Atlantic Records 1979

Tracks: Birdland, Wacky Dust, Nothin' You Can Do About It, Coo Coo U, Body And Soul, Twilight Zone / Twilight Tone, Trickle Trickle, Shaker Song & Foreign Affair.

Musicians on the Extensions album: Cheryl Bentyne, Tim Hauser, Alan Paul, Janis Siegel, Alex Acuna, Michael Boddicker, Richie Cole, Paulinho Da Costa, Chuck Domanico, David Foster, Jay Graydon, David Hungate, Ralph Humphrey, Abraham Laboriel, Steve Lukather, Greg Mathieson, Bill Mays, Andy Muson, Michael Omartian, Dean Parks, Jeff Porcaro, Don Roberts, Ian Underwood, Jaï Winding & Jimmy Wyble.


Atlantic Records 1978

Tracks: Four Brothers, A Gal In Galico, Love For Sale, Je Voulais (Te Dire Que Je T'attends), On A Little Street In Singapore, In A Mellow Tone, Walk In Love, Who What When Where Why, It's Not The Spotlight, Pieces Of Dreams & Where Did Our Love Go.
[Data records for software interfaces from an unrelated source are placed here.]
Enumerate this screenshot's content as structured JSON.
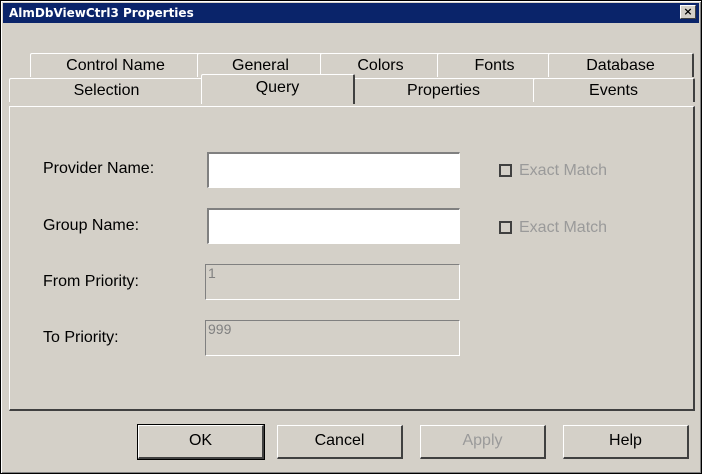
{
  "window": {
    "title": "AlmDbViewCtrl3 Properties",
    "close_glyph": "×"
  },
  "tabs": {
    "row1": [
      "Control Name",
      "General",
      "Colors",
      "Fonts",
      "Database"
    ],
    "row2": [
      "Selection",
      "Query",
      "Properties",
      "Events"
    ],
    "active": "Query"
  },
  "form": {
    "provider_label": "Provider Name:",
    "provider_value": "",
    "provider_exact_match": "Exact Match",
    "group_label": "Group Name:",
    "group_value": "",
    "group_exact_match": "Exact Match",
    "from_priority_label": "From Priority:",
    "from_priority_value": "1",
    "to_priority_label": "To Priority:",
    "to_priority_value": "999"
  },
  "buttons": {
    "ok": "OK",
    "cancel": "Cancel",
    "apply": "Apply",
    "help": "Help"
  },
  "colors": {
    "titlebar": "#0a246a",
    "face": "#d4d0c8",
    "disabled_text": "#9a9a9a"
  }
}
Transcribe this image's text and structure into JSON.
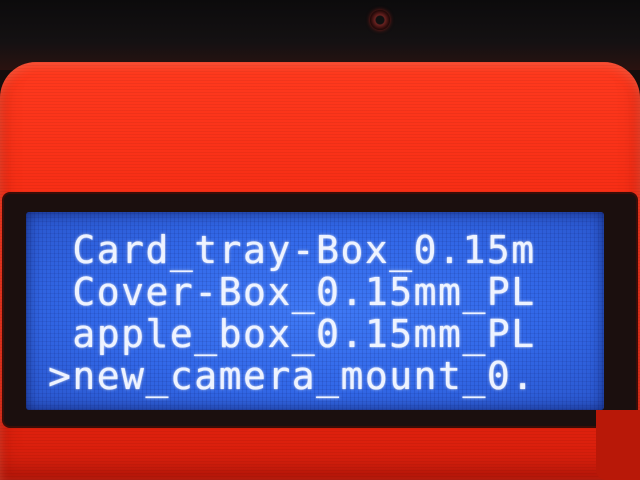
{
  "display": {
    "rows": [
      {
        "cursor": " ",
        "text": "Card_tray-Box_0.15m"
      },
      {
        "cursor": " ",
        "text": "Cover-Box_0.15mm_PL"
      },
      {
        "cursor": " ",
        "text": "apple_box_0.15mm_PL"
      },
      {
        "cursor": ">",
        "text": "new_camera_mount_0."
      }
    ],
    "selected_index": 3
  },
  "colors": {
    "housing": "#f52a12",
    "lcd_background": "#3268e8",
    "lcd_text": "#eef3ff"
  }
}
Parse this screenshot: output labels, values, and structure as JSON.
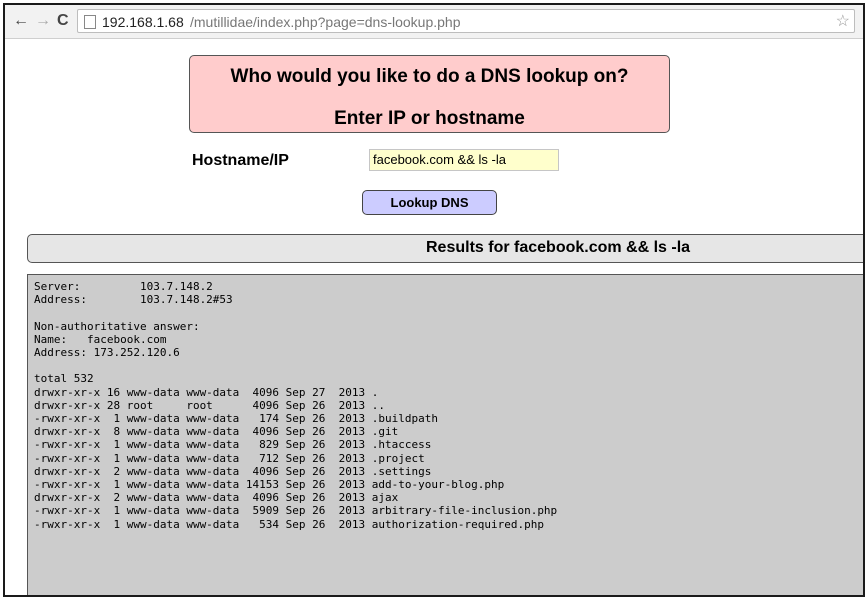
{
  "browser": {
    "back_icon": "←",
    "forward_icon": "→",
    "reload_icon": "C",
    "url_host": "192.168.1.68",
    "url_path": "/mutillidae/index.php?page=dns-lookup.php",
    "star_icon": "☆"
  },
  "hero": {
    "question": "Who would you like to do a DNS lookup on?",
    "instruction": "Enter IP or hostname"
  },
  "form": {
    "host_label": "Hostname/IP",
    "host_value": "facebook.com && ls -la",
    "button_label": "Lookup DNS"
  },
  "results": {
    "title": "Results for facebook.com && ls -la",
    "lines": [
      "Server:         103.7.148.2",
      "Address:        103.7.148.2#53",
      "",
      "Non-authoritative answer:",
      "Name:   facebook.com",
      "Address: 173.252.120.6",
      "",
      "total 532",
      "drwxr-xr-x 16 www-data www-data  4096 Sep 27  2013 .",
      "drwxr-xr-x 28 root     root      4096 Sep 26  2013 ..",
      "-rwxr-xr-x  1 www-data www-data   174 Sep 26  2013 .buildpath",
      "drwxr-xr-x  8 www-data www-data  4096 Sep 26  2013 .git",
      "-rwxr-xr-x  1 www-data www-data   829 Sep 26  2013 .htaccess",
      "-rwxr-xr-x  1 www-data www-data   712 Sep 26  2013 .project",
      "drwxr-xr-x  2 www-data www-data  4096 Sep 26  2013 .settings",
      "-rwxr-xr-x  1 www-data www-data 14153 Sep 26  2013 add-to-your-blog.php",
      "drwxr-xr-x  2 www-data www-data  4096 Sep 26  2013 ajax",
      "-rwxr-xr-x  1 www-data www-data  5909 Sep 26  2013 arbitrary-file-inclusion.php",
      "-rwxr-xr-x  1 www-data www-data   534 Sep 26  2013 authorization-required.php"
    ]
  },
  "colors": {
    "hero_bg": "#ffcccc",
    "input_bg": "#ffffcc",
    "button_bg": "#ccccff",
    "results_bg": "#cccccc"
  }
}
Musicians on the Pastice album: Tim Hauser, Alan Paul, Laurel Massé, Janis Siegel, Wayne Andre, John Barnes, Ben Benay, Michael Boddicker, Randy Brecker, Al Cohn, Steve Cropper, Lew Del Gatto, Donald Dunn, Scott Edwards, Victor Feldman, David Foster, Dick Frank, David Frishberg, Steve Gadd, Jim Gordon, Jay Graydon, Don Grolnick, Bobbye Hall, Willie Hall, Booker T. Jones, Lee Konitz, Jon Mayer, Mike Melvoin, Andy Muson, Ira Newborn, Michael Omartian, Jeff Porcaro, Don Roberts, Art Rodriguez, Steve Schaeffer, Marvin Stamm, Richard Tee, Tommy Vig, Peter Wade & Stu Woods.

Coming Out

Atlantic Records 1976

Tracks: Don't Let Go, Zindy Lou, Chanson D'amour, Helpless, Scotch and Soda, The Speak Up Mambo, Poinciana (The Song Of The Tree), S.O.S., Popsicle Toes, It Would't Have Made Any Difference & The Thought Of Loving You.

Musicians on the Coming Out album: Alan Paul, Janis Siegel, Laurel Massé, Tim Hauser, Jim Keltner, Jim Gordon, Ringo Starr, David Kemper, Roy Markowitz, Rick Schlosser, Ben Benay, Bob Bowles, Andy Muson, Dr. John, John Barnes, Arthur Jenkins, Mike Melvoin, Bill Payne, Roger Steinman, Paul Griffin, Dave Frishberg, Ralph MacDonald, Bobbye Hall, Clarence McDonald, Nicky Marrero, Bobbye Porter, Michael Brecker, Jackie Kelso, Jay Migliori & Randy Brecker.

The Manhattan Transfer

Atlantic Records 1975

Tracks: Tuxedo Junction, Sweet Talking Guy, Operator, Candy, Gloria, Clap Your hands, That Cat Is High, You Can Depend On Me, Blue Champagne, Java Jive, Occapella & Heart's Desire.

Musicians on the Manhattan Transfer album are: Alan Paul, Janis Siegel, Laurel Massé, Tim Hauser, Roy Markowitz, Ira Newborn, Jerry Friedman, Andy Muson, Don Grolnick, Murray Weinstock, Richard Tee, Mike Rod, Michael Brecker, Zoot Sims, Randy Brecker, Mel Davis, John Faddis, Bob McCoy, Marvin Stamm, Alan Rubin, Wayne Andre, Garnett Brown, Alan Raph, Dave Sanborn, George Young, Seldon Powell & Lew Delgatto.

Tracks: Tuxedo Junction, Sweet Talking Guy, Operator, Candy, Gloria, Clap Your hands, That Cat Is High, You Can Depend On Me, Blue Champagne, Java Jive, Occapella & Heart's Desire.